My wife and I spent recently spent a few days serving as temporary staff at a classic Maine summer camp. The minute we got there, the girls kicked off their shoes and joined in the camp craziness. (I’ve written about how the girls love going “bare-toed” here.) One day, I happened to overhear a counselor tell Miriam to put her shoes on. Before I could stop myself, I asked, “Why?” It’s an old habit; when I was a kid, I questioned everything. The teenaged counselor got a bit flustered and stammered, “Um, I don’t know. She just should have her shoes on.”
“Is it a rule?”
“Uh…I’m not sure. But none of the kids have their shoes off.”
She was right — all the other kids had shoes on. By this point, I probably should have given the counselor a break and just told Miriam to put her shoes on, but I was curious to see if there was any “there there,” so I asked (politely) if there was any reason for this (maybe) rule.
“I don’t know. Safety? She might hurt her foot.”
Okay, I got a reason, but not a good one — “safety” is the last refuge of the clueless, a “reason” used to justify all sorts of inane rules and regulations. Recognizing that the counselor really knew nothing about said “rule,” I eased up on her and made some jokes, but I made sure that Miriam stayed barefoot. She’s finally getting her summer feet, and too much shoe-ing makes you soft.

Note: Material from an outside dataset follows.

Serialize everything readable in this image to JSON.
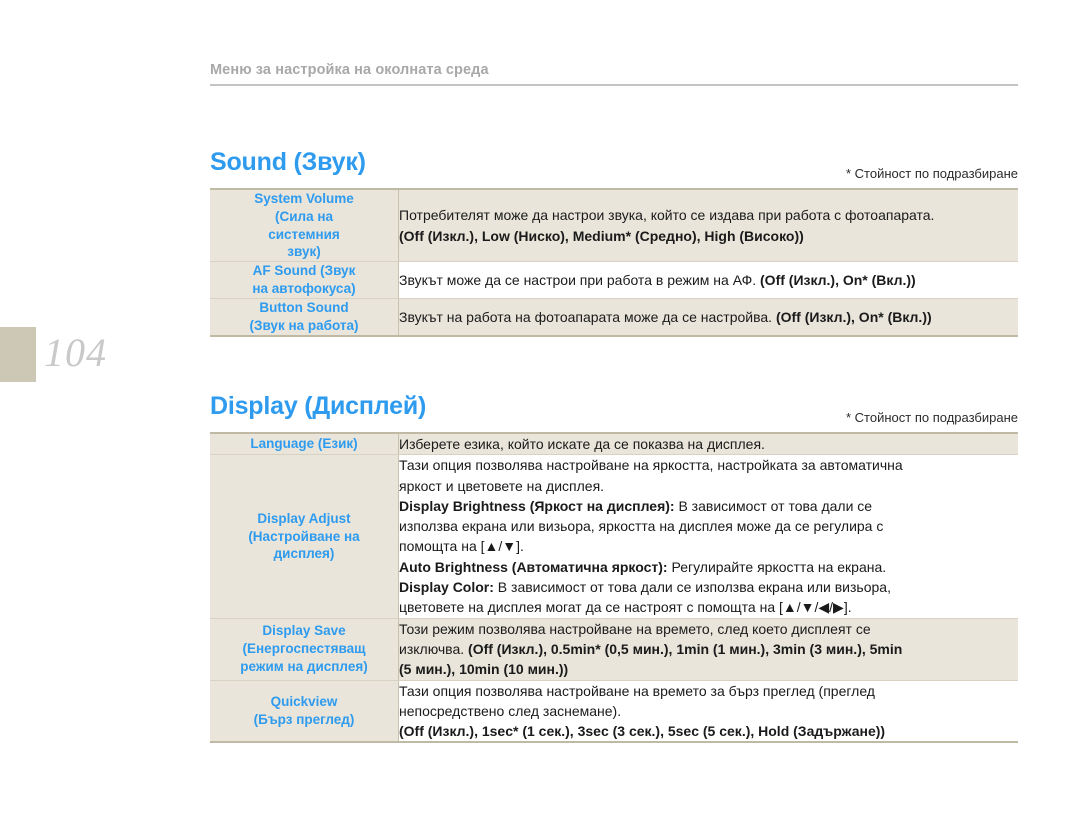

Part of the reason that I wanted to question the rule in front of Miriam was because I think it’s critical for me to teach my girls how to challenge authority and judge the fairness of rules (without being rude or disrespectful). I don’t want them to simply “follow directions” without taking a second or a minute to wonder whether or not they should follow directions in that particular case. I want to instill in them a sense of confidence, justice, and independence, even when faced with commands from authority figures. I want my girls to think for themselves, not simply obey (one of my least favorite words in the English language). I want them to be able to challenge authority, not so that they can get away with something but so that they can stand up for themselves and others.
Challenging authority can be a bit tricky for parents. We need our children to listen to us and respect our rules and do what we tell them to do. I’m a dad. I understand that “because Daddy said so” can be a valid enough reason for a particular order. But only rarely, and only as a last resort. In general, I want to be able to articulate the reasons why we do things a certain way in our family. If I can’t, if my rule cannot withstand a six-year-old’s questioning, then maybe the rule shouldn’t be a rule. Sometimes, the reasons are complex and maybe a bit over the kids’ heads, but I should be able to give them something they can understand. (It doesn’t always work, alas.)
When kids understand the reasoning behind rules, then they learn that rules aren’t simply random, arbitrary barriers erected to prevent their pursuit of happiness. When rules are explained, kids can learn to respect them and the authority figures who enforce them. And that is critically important, because I recognize that reflexive questioning of authority can create little monsters. I cringe when I see snot-nosed brats sassing their parents, challenging every attempt by Mom and Dad to get them to do something. That kind of whining shows a fundamental disrespect, not only of the parents but of the entire framework of rule-making. Those kids challenge authority out of a sense of entitlement and selfishness, rather than for any kind of principle. Our country doesn’t need any more of those kind of whiners…